PIA01114: Using Methane Absorption to Probe Jupiter's Atmosphere
Target Name: Jupiter
Is a satellite of: Sol (our sun)
Mission: Galileo
Spacecraft: Galileo Orbiter
Instrument: Solid-State Imaging
Product Size: 1000 x 1700 pixels (width x height)
Produced By: California Institute of Technology
Producer ID: P49558
MRPS78863
Addition Date: 1997-12-18
Primary Data Set: Galileo EDRs
Full-Res TIFF: PIA01114.tif (615.8 kB)
Full-Res JPEG: PIA01114.jpg (76.79 kB)

Click on the image above to download a moderately sized image in JPEG format (possibly reduced in size from original)

Original Caption Released with Image:

Mosaics of a belt-zone boundary near Jupiter's equator in near-infrared light moderately absorbed by atmospheric methane (top panel), and strongly absorbed by atmospheric methane (bottom panel). The four images that make up each of these mosaics were taken within a few minutes of each other. Methane in Jupiter's atmosphere absorbs light at specific wavelengths called absorption bands. By detecting light close and far from these absorption bands, Galileo can probe to different depths in Jupiter's atmosphere. Sunlight near 732 nanometers (top panel) is moderately absorbed by methane. Some of the light reflected from clouds deep in Jupiter's troposphere is absorbed, enhancing the higher features. Sunlight at 886 nanometers (bottom panel) is strongly absorbed by methane. Most of the light reflected from the deeper clouds is absorbed, making these clouds invisible. Features in the diffuse cloud layer higher in Jupiter's atmosphere are greatly enhanced.

North is at the top. The mosaic covers latitudes -13 to +3 degrees and is centered at longitude 282 degrees West. The smallest resolved features are tens of kilometers in size. These images were taken on November 5th, 1996, at a range of 1.2 million kilometers by the Solid State Imaging system aboard NASA's Galileo spacecraft.
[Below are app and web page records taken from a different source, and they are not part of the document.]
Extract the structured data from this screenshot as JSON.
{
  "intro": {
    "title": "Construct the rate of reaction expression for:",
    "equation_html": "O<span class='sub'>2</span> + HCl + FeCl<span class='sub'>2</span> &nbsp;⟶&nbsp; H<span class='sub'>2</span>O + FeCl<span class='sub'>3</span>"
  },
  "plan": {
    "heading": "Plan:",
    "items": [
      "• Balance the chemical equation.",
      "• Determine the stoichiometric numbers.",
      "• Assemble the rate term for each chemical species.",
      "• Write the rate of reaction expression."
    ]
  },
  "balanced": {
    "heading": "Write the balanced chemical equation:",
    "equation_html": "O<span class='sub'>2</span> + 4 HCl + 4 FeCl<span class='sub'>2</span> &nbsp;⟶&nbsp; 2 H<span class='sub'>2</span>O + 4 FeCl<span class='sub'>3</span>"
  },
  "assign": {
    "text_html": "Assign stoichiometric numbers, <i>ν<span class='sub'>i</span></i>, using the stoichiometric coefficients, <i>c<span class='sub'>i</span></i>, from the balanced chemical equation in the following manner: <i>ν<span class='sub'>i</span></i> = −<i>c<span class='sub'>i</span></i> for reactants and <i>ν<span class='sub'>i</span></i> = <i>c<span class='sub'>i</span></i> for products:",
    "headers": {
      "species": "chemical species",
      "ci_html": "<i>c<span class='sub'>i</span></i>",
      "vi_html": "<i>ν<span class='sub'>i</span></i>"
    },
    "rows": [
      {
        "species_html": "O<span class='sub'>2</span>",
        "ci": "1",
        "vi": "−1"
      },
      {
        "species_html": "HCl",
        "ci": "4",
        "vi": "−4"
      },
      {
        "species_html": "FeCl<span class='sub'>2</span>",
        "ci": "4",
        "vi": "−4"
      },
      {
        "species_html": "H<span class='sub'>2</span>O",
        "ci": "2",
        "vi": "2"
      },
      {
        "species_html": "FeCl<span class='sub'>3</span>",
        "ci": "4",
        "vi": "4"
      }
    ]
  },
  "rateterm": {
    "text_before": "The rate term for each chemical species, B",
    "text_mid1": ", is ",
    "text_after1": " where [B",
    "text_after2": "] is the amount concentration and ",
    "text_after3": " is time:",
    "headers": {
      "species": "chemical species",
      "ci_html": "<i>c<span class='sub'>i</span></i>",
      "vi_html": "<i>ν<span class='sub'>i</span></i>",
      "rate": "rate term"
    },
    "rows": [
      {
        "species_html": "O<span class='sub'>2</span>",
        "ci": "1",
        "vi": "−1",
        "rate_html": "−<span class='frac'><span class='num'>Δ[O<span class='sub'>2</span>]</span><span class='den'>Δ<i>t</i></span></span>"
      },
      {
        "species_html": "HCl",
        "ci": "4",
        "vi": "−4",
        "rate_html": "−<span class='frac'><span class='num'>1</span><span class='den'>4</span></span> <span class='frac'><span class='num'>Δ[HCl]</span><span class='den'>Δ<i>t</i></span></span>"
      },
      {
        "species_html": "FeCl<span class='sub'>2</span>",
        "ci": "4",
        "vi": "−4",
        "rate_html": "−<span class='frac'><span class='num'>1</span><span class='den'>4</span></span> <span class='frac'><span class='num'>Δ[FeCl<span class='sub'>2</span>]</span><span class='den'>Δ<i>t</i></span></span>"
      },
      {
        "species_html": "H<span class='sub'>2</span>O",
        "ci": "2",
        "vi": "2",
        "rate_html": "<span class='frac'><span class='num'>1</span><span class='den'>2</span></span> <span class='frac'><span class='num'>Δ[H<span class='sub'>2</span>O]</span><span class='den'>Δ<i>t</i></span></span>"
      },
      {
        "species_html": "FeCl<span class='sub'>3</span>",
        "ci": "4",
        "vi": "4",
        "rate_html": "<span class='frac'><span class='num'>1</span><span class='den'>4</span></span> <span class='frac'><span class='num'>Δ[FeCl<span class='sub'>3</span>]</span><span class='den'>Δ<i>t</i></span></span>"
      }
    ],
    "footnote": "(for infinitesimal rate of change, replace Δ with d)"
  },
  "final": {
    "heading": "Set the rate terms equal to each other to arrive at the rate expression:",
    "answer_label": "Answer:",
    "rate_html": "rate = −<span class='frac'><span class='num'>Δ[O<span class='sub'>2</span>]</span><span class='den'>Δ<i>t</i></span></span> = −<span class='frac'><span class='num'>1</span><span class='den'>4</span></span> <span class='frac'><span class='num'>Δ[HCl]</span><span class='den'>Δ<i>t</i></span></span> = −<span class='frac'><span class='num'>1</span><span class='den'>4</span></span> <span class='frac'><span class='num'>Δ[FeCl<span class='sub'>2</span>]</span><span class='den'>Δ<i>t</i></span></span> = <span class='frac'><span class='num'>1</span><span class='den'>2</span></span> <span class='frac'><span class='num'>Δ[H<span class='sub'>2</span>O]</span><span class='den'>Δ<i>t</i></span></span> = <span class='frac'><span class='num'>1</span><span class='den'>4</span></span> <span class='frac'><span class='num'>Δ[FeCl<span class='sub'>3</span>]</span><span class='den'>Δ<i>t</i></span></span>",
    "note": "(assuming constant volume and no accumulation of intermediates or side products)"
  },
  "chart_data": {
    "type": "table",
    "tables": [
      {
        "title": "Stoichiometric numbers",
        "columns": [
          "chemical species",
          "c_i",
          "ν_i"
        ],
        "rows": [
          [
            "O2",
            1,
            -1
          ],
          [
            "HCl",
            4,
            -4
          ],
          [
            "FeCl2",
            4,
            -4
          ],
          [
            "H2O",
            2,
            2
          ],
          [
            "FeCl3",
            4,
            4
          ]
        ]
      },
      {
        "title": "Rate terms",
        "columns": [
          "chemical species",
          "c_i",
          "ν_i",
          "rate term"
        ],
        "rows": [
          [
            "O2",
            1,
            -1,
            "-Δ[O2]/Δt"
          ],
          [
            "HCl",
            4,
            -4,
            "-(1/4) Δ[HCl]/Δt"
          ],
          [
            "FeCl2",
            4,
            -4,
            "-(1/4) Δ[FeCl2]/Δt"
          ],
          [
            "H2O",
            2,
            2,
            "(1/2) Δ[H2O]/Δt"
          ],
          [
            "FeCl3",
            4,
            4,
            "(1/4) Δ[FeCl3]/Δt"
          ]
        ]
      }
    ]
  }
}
The Jet Propulsion Laboratory, Pasadena, CA manages the mission for NASA's Office of Space Science, Washington, DC.

This image and other images and data received from Galileo are posted on the World Wide Web, on the Galileo mission home page at URL http://galileo.jpl.nasa.gov. Background information and educational context for the images can be found at http://www.jpl.nasa.gov/galileo/sepo.

Image Credit:
NASA/JPL-Caltech

Image Addition Date:
1997-12-18